The exhibition can be viewed during restaurant operating hours.

Tuesday to Friday: 12noon to 11pm
Saturday: 12noon to 3pm
Closed: Sunday & Monday

Midori writes:

Sumi-e is the Japanese art of black ink drawing. My works are created with a one-sized brush; dark & light, wide & narrow, fast & slow, high & low.
The brushstrokes have rhythms and capture the beauty of the subjects in one go. You can’t erase your strokes once they are on paper.

Learn more about Midori and her work on her website here.

Posted in Colour on Paper, Exhibitions: Other | Tagged | 1 Comment

Using an etching press

An introduction to the etching press

Primrose Park Art & Craft Centre
Monday 5th December, 10:30am

Primrose Paper Arts invites members to a presentation showing how to correctly use our etching press to achieve the best print outcomes.

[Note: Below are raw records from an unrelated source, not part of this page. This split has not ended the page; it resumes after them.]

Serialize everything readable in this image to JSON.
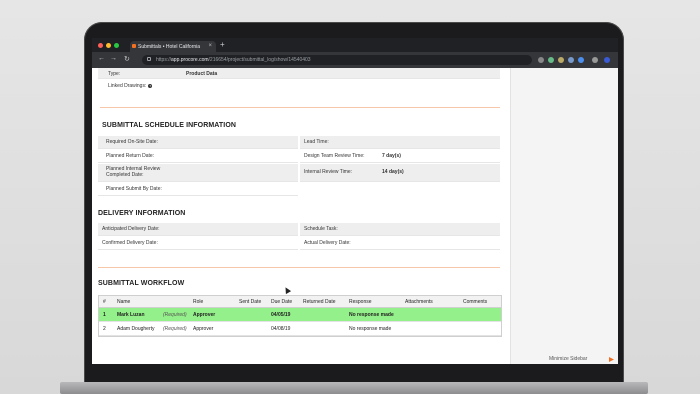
{
  "browser": {
    "tab_title": "Submittals • Hotel California",
    "tab_close": "×",
    "new_tab": "+",
    "url_scheme": "https://",
    "url_host": "app.procore.com",
    "url_path": "/216654/project/submittal_log/show/14540403",
    "nav": {
      "back": "←",
      "forward": "→",
      "reload": "↻"
    }
  },
  "details": {
    "type_label": "Type:",
    "type_value": "Product Data",
    "linked_label": "Linked Drawings:",
    "help": "?"
  },
  "schedule": {
    "title": "SUBMITTAL SCHEDULE INFORMATION",
    "required_onsite": "Required On-Site Date:",
    "lead_time": "Lead Time:",
    "planned_return": "Planned Return Date:",
    "design_review": "Design Team Review Time:",
    "design_review_val": "7 day(s)",
    "planned_internal_1": "Planned Internal Review",
    "planned_internal_2": "Completed Date:",
    "internal_review": "Internal Review Time:",
    "internal_review_val": "14 day(s)",
    "planned_submit": "Planned Submit By Date:"
  },
  "delivery": {
    "title": "DELIVERY INFORMATION",
    "anticipated": "Anticipated Delivery Date:",
    "schedule_task": "Schedule Task:",
    "confirmed": "Confirmed Delivery Date:",
    "actual": "Actual Delivery Date:"
  },
  "workflow": {
    "title": "SUBMITTAL WORKFLOW",
    "columns": [
      "#",
      "Name",
      "Role",
      "Sent Date",
      "Due Date",
      "Returned Date",
      "Response",
      "Attachments",
      "Comments"
    ],
    "rows": [
      {
        "num": "1",
        "name": "Mark Luzan",
        "req": "(Required)",
        "role": "Approver",
        "due": "04/05/19",
        "response": "No response made"
      },
      {
        "num": "2",
        "name": "Adam Dougherty",
        "req": "(Required)",
        "role": "Approver",
        "due": "04/08/19",
        "response": "No response made"
      }
    ]
  },
  "sidebar": {
    "minimize": "Minimize Sidebar"
  },
  "colors": {
    "accent": "#f37021",
    "active_row": "#94f08a"
  }
}
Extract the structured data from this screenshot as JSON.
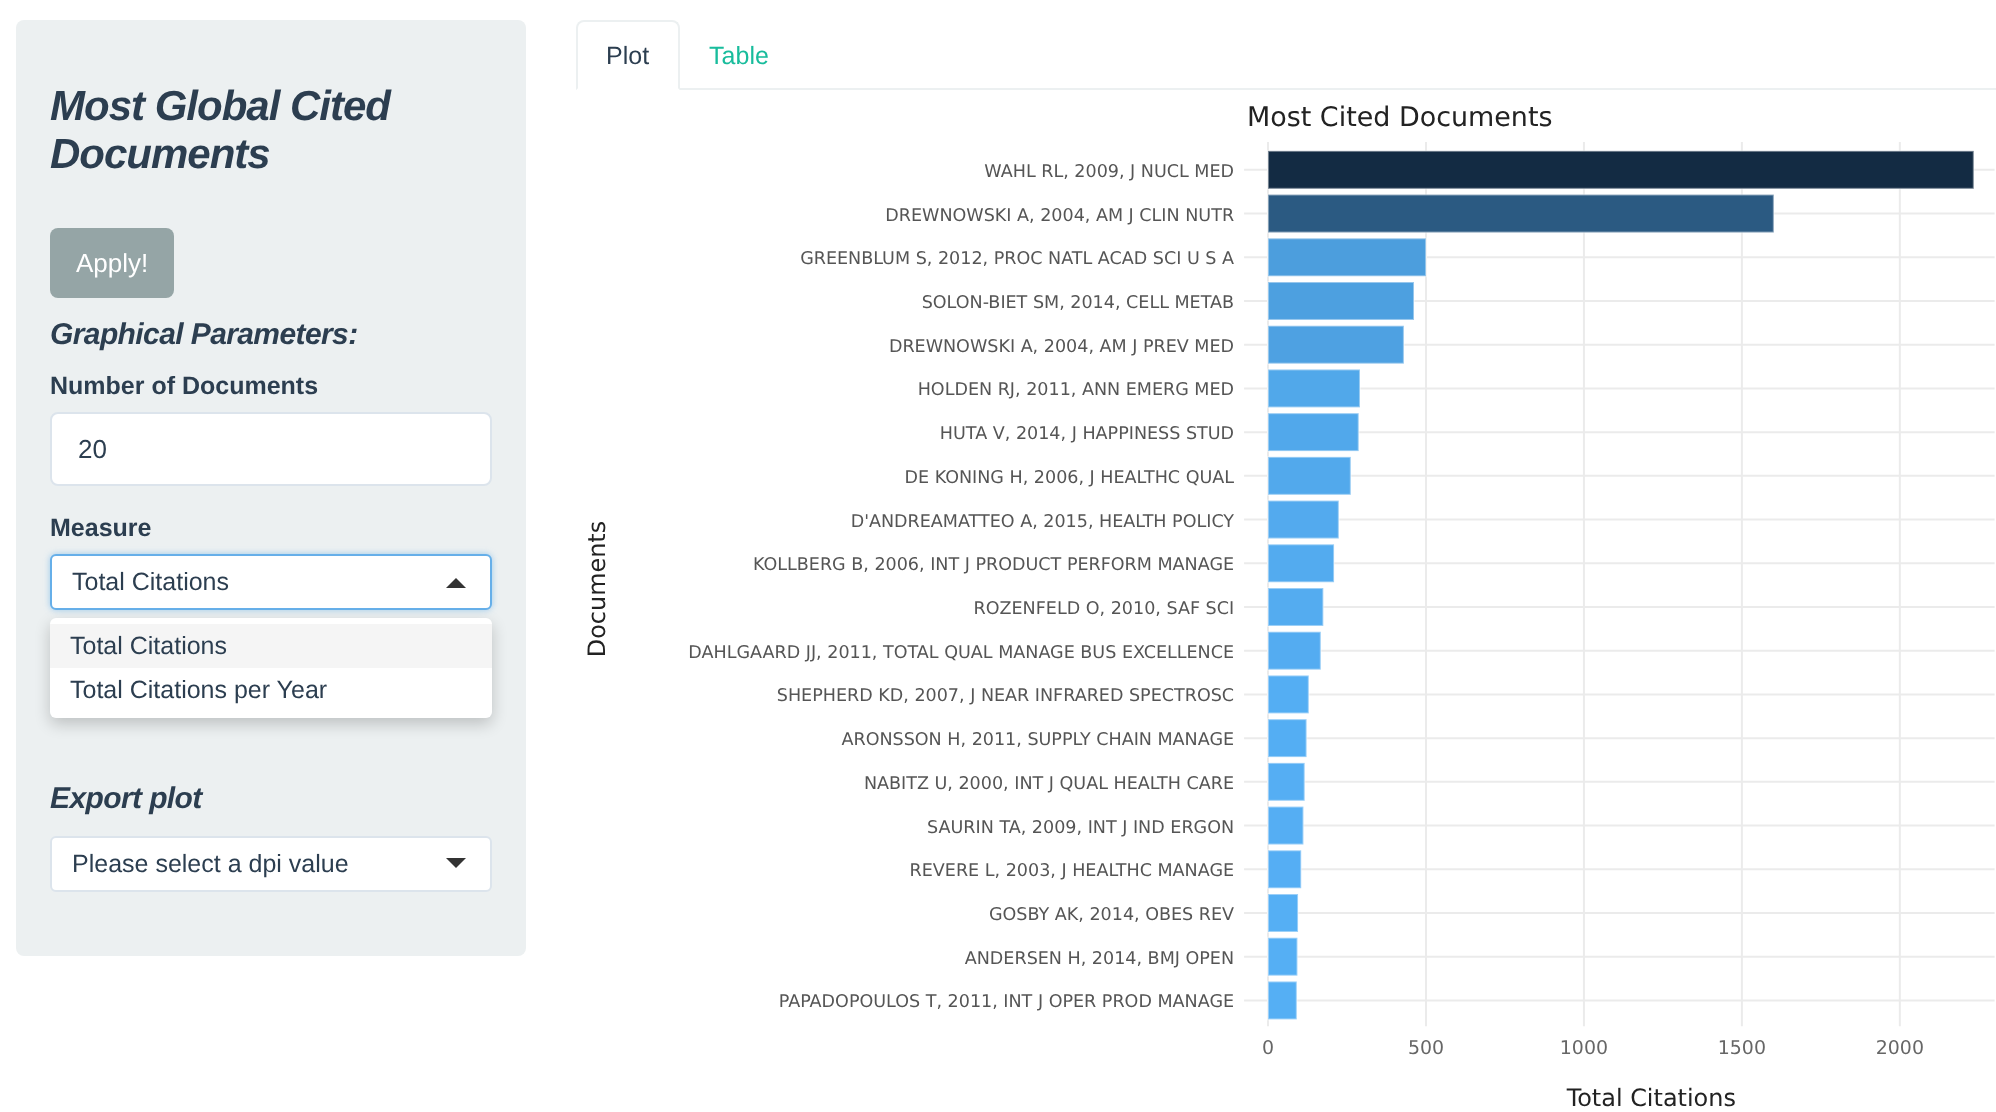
{
  "sidebar": {
    "title": "Most Global Cited Documents",
    "apply_button": "Apply!",
    "section_title": "Graphical Parameters:",
    "number_field": {
      "label": "Number of Documents",
      "value": "20"
    },
    "measure_select": {
      "label": "Measure",
      "value": "Total Citations",
      "expanded": true,
      "options": [
        {
          "label": "Total Citations",
          "selected": true
        },
        {
          "label": "Total Citations per Year",
          "selected": false
        }
      ]
    },
    "export_title": "Export plot",
    "dpi_select": {
      "placeholder": "Please select a dpi value",
      "expanded": false
    }
  },
  "tabs": [
    {
      "label": "Plot",
      "selected": true
    },
    {
      "label": "Table",
      "selected": false
    }
  ],
  "chart_data": {
    "type": "bar",
    "orientation": "horizontal",
    "title": "Most Cited Documents",
    "xlabel": "Total Citations",
    "ylabel": "Documents",
    "categories": [
      "WAHL RL, 2009, J NUCL MED",
      "DREWNOWSKI A, 2004, AM J CLIN NUTR",
      "GREENBLUM S, 2012, PROC NATL ACAD SCI U S A",
      "SOLON-BIET SM, 2014, CELL METAB",
      "DREWNOWSKI A, 2004, AM J PREV MED",
      "HOLDEN RJ, 2011, ANN EMERG MED",
      "HUTA V, 2014, J HAPPINESS STUD",
      "DE KONING H, 2006, J HEALTHC QUAL",
      "D'ANDREAMATTEO A, 2015, HEALTH POLICY",
      "KOLLBERG B, 2006, INT J PRODUCT PERFORM MANAGE",
      "ROZENFELD O, 2010, SAF SCI",
      "DAHLGAARD JJ, 2011, TOTAL QUAL MANAGE BUS EXCELLENCE",
      "SHEPHERD KD, 2007, J NEAR INFRARED SPECTROSC",
      "ARONSSON H, 2011, SUPPLY CHAIN MANAGE",
      "NABITZ U, 2000, INT J QUAL HEALTH CARE",
      "SAURIN TA, 2009, INT J IND ERGON",
      "REVERE L, 2003, J HEALTHC MANAGE",
      "GOSBY AK, 2014, OBES REV",
      "ANDERSEN H, 2014, BMJ OPEN",
      "PAPADOPOULOS T, 2011, INT J OPER PROD MANAGE"
    ],
    "grid": true,
    "series": [
      {
        "values": [
          2234,
          1601,
          500,
          462,
          430,
          291,
          287,
          262,
          224,
          209,
          175,
          167,
          129,
          122,
          116,
          112,
          105,
          95,
          93,
          91
        ]
      }
    ],
    "xlim": [
      0,
      2300
    ],
    "xticks": [
      0,
      500,
      1000,
      1500,
      2000
    ]
  }
}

Our group has many members who take part in printing workshops, both through PPA and other avenues. Some also print at home transferring imagery from print matrix to paper by hand. Many times workshop participants find the educator sets equipment up in advance and it all operates smoothly but if left on their own they aren’t quite sure how to prepare a press for their particular style of printing.

In this short presentation we will explain how to set up the etching press for relief printing (lino and woodcut), intaglio printing (etching and drypoint), solar plates and collagraphs. So whatever you want to print you will get an understanding of the process and be able to use the press whenever you need it.

We will also cover suitable types of paper to use for each type of printing and how to prepare your sheets and registration in advance.

There will be plenty of time for questions and to have a go at preparing the press for use yourself. So bring along some (clean, un-inked) print plates: linocuts, collagraphs or whatever you want to explore, and we will demonstrate how to set-up, use and store the press correctly.

We look forward to seeing you on Monday 5th December at 10:30am.

Posted in Activities: PPA, Print-making | 7 Comments